- **Exercise goal**
Reproduce everything from the line that contains "Convert this screenshot" down to the line that contains "Serialize everything readable" in the listing below, word for word and nothing more. Leave the pictures out.

- **Extracted records**

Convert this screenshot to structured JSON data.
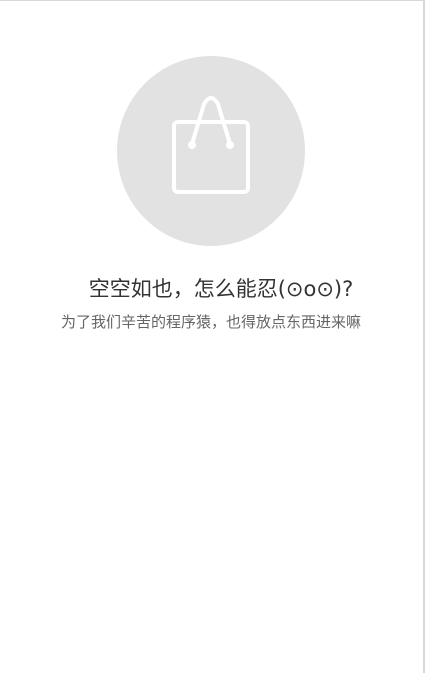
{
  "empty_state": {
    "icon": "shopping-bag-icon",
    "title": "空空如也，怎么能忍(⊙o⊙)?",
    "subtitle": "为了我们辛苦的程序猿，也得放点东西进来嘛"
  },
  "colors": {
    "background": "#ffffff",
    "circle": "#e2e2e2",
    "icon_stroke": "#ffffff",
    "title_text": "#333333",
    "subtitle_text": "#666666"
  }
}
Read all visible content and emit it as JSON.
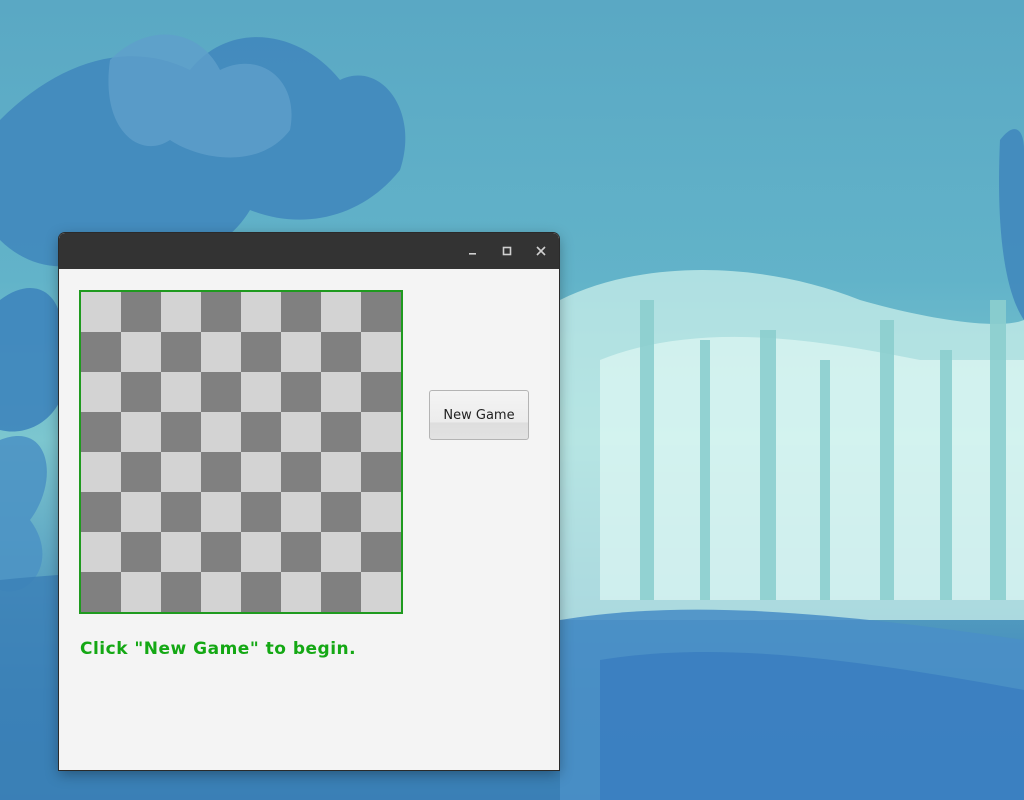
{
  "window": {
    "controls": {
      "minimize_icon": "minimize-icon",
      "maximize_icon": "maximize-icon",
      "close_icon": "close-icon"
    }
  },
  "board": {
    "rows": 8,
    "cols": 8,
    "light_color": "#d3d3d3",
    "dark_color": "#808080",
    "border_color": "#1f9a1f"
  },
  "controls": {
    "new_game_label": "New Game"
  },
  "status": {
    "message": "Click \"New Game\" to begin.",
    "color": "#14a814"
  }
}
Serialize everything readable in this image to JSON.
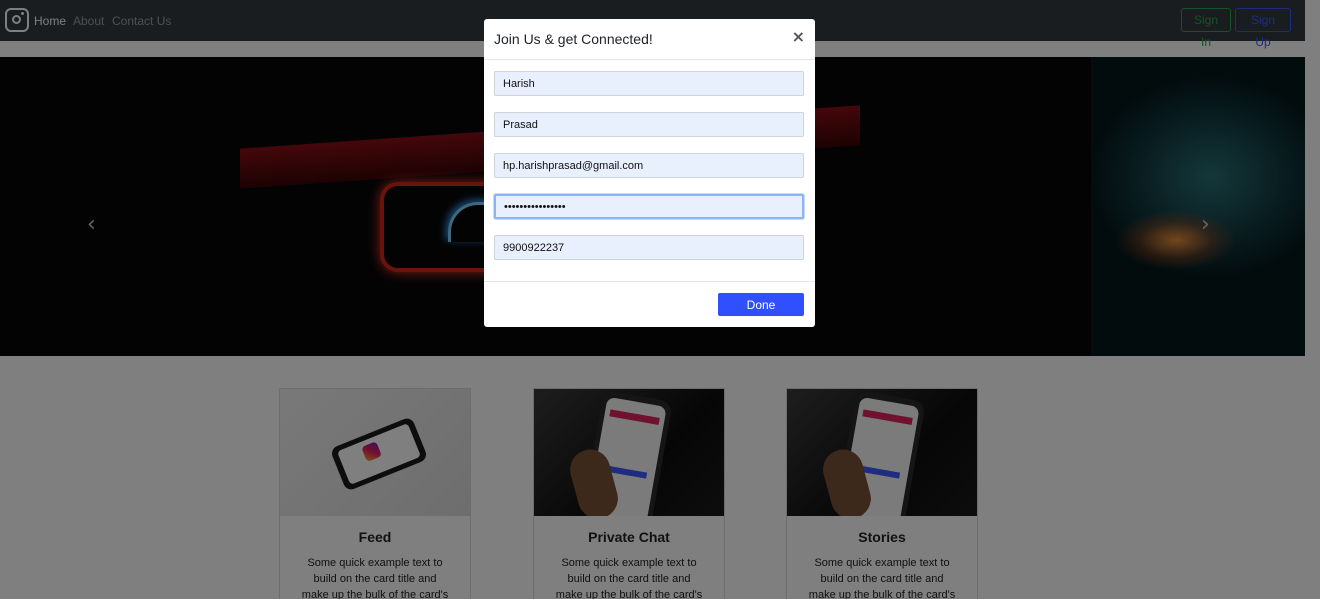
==
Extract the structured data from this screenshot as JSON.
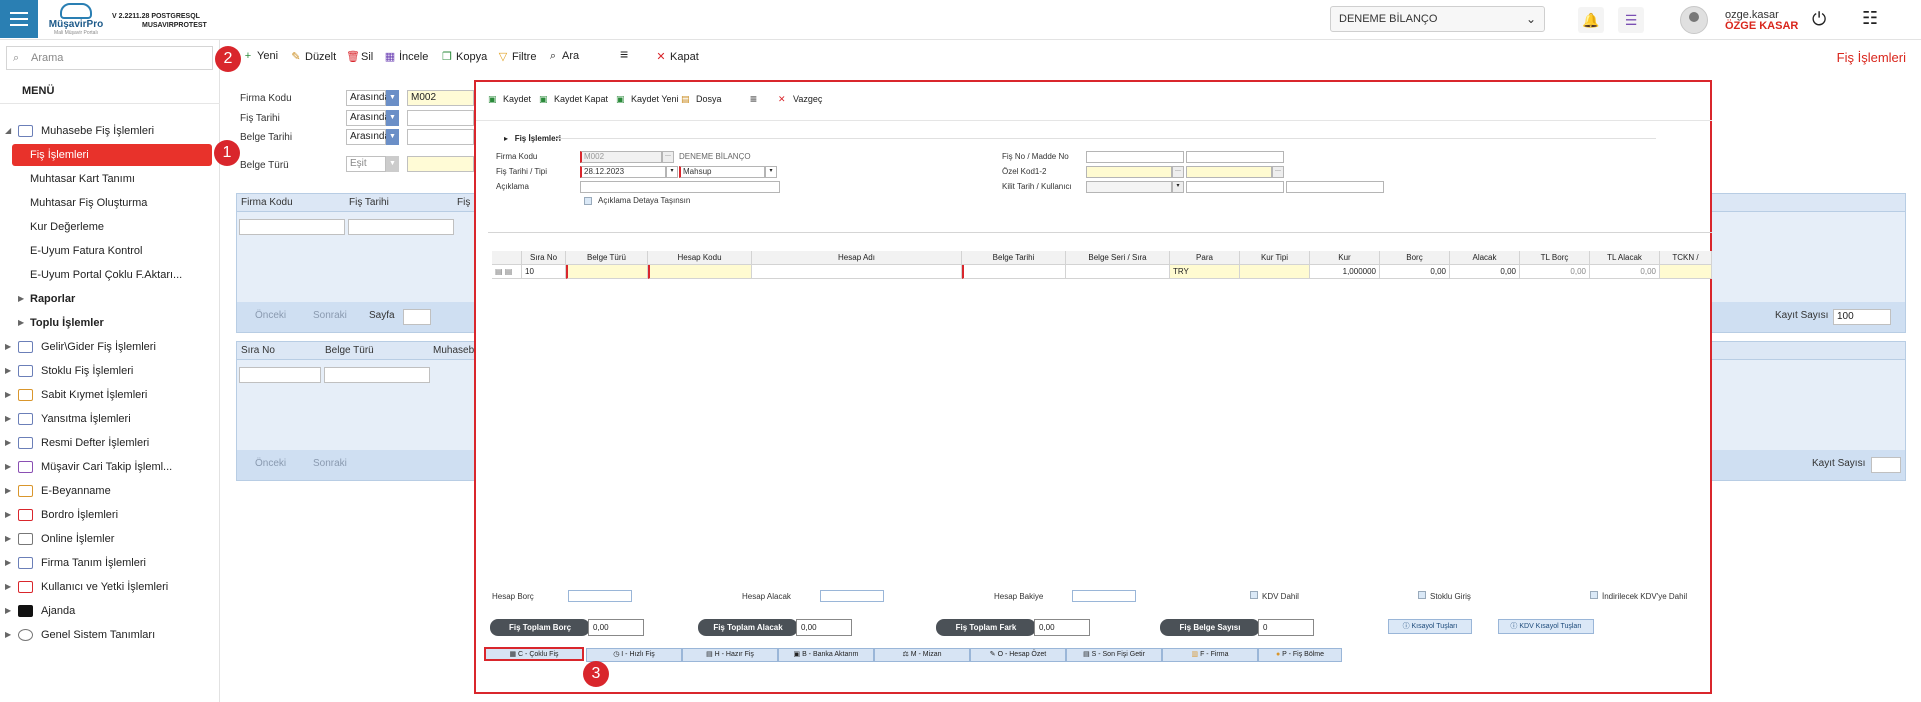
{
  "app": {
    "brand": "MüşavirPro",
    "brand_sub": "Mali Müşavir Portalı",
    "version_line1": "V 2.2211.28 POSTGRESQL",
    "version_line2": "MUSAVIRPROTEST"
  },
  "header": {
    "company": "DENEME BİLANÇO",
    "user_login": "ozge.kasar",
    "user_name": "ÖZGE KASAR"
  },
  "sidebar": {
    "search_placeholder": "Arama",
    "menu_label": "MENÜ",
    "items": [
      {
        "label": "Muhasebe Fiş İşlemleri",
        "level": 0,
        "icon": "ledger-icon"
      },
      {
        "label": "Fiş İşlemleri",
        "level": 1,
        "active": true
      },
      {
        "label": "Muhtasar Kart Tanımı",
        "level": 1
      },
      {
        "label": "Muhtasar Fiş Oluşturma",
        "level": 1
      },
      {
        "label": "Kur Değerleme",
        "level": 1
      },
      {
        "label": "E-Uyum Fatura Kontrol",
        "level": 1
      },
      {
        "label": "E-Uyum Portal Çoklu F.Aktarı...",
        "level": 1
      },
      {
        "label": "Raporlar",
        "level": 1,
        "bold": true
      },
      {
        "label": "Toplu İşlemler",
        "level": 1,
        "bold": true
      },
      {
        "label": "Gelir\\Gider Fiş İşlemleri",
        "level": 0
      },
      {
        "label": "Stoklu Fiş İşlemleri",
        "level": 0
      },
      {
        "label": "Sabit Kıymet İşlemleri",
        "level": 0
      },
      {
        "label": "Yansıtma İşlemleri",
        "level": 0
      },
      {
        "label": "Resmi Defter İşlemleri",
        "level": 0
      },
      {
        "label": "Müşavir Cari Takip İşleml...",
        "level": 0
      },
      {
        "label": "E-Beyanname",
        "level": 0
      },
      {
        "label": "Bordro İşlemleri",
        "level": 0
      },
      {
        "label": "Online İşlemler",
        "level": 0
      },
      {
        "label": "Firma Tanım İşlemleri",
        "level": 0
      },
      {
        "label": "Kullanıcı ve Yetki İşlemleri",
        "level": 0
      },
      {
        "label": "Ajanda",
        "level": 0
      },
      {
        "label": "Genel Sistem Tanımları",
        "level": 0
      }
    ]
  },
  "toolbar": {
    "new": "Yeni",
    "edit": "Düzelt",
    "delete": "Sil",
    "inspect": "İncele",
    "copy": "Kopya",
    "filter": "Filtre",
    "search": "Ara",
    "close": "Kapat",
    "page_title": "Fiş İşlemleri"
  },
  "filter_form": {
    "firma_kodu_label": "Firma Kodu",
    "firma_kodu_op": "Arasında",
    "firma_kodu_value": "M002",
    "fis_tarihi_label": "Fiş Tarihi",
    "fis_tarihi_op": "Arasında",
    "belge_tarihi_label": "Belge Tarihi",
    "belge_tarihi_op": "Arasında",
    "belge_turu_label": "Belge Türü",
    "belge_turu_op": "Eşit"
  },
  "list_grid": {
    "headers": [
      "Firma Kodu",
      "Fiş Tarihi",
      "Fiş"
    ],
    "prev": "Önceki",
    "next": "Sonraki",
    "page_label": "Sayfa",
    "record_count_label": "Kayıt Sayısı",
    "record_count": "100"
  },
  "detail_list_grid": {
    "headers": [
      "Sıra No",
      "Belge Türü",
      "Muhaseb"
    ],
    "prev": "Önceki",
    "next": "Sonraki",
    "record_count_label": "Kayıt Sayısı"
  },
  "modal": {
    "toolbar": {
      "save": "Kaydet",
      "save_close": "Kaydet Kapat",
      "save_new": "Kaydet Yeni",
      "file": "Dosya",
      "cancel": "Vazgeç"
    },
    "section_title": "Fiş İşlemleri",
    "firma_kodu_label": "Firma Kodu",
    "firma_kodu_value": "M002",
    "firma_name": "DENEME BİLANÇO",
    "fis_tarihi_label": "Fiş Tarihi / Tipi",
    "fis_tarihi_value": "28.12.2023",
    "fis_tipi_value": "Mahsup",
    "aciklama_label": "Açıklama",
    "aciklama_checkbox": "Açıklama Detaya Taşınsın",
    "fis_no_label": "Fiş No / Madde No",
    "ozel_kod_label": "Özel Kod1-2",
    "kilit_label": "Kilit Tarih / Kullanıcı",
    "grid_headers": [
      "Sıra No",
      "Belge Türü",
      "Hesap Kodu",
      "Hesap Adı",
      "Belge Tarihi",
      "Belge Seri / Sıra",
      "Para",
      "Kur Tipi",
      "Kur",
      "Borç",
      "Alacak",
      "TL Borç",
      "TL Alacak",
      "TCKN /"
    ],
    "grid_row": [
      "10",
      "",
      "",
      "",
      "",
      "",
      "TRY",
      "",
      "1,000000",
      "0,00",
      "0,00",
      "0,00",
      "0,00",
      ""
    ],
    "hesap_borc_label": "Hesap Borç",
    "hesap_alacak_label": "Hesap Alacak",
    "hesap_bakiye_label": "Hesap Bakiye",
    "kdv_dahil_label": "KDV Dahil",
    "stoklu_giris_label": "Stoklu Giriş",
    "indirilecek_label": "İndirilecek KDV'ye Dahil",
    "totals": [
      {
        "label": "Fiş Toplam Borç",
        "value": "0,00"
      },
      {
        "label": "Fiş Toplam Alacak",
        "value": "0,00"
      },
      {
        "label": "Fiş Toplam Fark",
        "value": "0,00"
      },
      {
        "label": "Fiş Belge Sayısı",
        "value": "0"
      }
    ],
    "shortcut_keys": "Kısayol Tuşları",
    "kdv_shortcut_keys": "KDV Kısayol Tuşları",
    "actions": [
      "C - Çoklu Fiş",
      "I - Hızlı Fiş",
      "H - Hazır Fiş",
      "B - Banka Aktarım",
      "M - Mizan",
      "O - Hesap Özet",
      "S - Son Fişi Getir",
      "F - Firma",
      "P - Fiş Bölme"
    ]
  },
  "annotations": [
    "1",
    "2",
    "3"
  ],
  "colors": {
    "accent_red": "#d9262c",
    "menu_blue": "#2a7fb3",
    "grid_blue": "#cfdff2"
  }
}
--
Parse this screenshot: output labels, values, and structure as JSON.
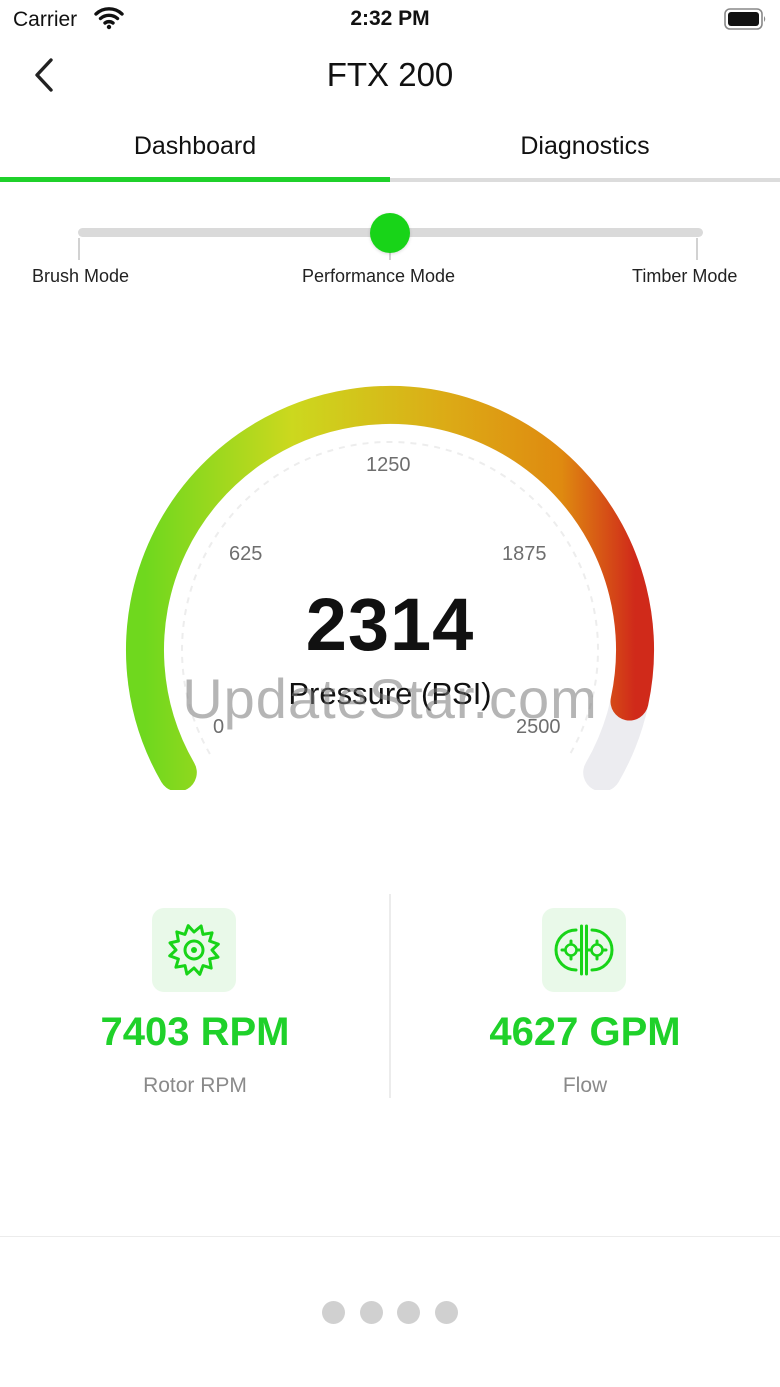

- **Answer to the problem**
Convert this screenshot to structured JSON data.
{
  "empty_state": {
    "icon": "shopping-bag-icon",
    "title": "空空如也，怎么能忍(⊙o⊙)?",
    "subtitle": "为了我们辛苦的程序猿，也得放点东西进来嘛"
  },
  "colors": {
    "background": "#ffffff",
    "circle": "#e2e2e2",
    "icon_stroke": "#ffffff",
    "title_text": "#333333",
    "subtitle_text": "#666666"
  }
}
Read all visible content and emit it as JSON.
{
  "window": {
    "controls": {
      "minimize_icon": "minimize-icon",
      "maximize_icon": "maximize-icon",
      "close_icon": "close-icon"
    }
  },
  "board": {
    "rows": 8,
    "cols": 8,
    "light_color": "#d3d3d3",
    "dark_color": "#808080",
    "border_color": "#1f9a1f"
  },
  "controls": {
    "new_game_label": "New Game"
  },
  "status": {
    "message": "Click \"New Game\" to begin.",
    "color": "#14a814"
  }
}
Serialize everything readable in this image to JSON.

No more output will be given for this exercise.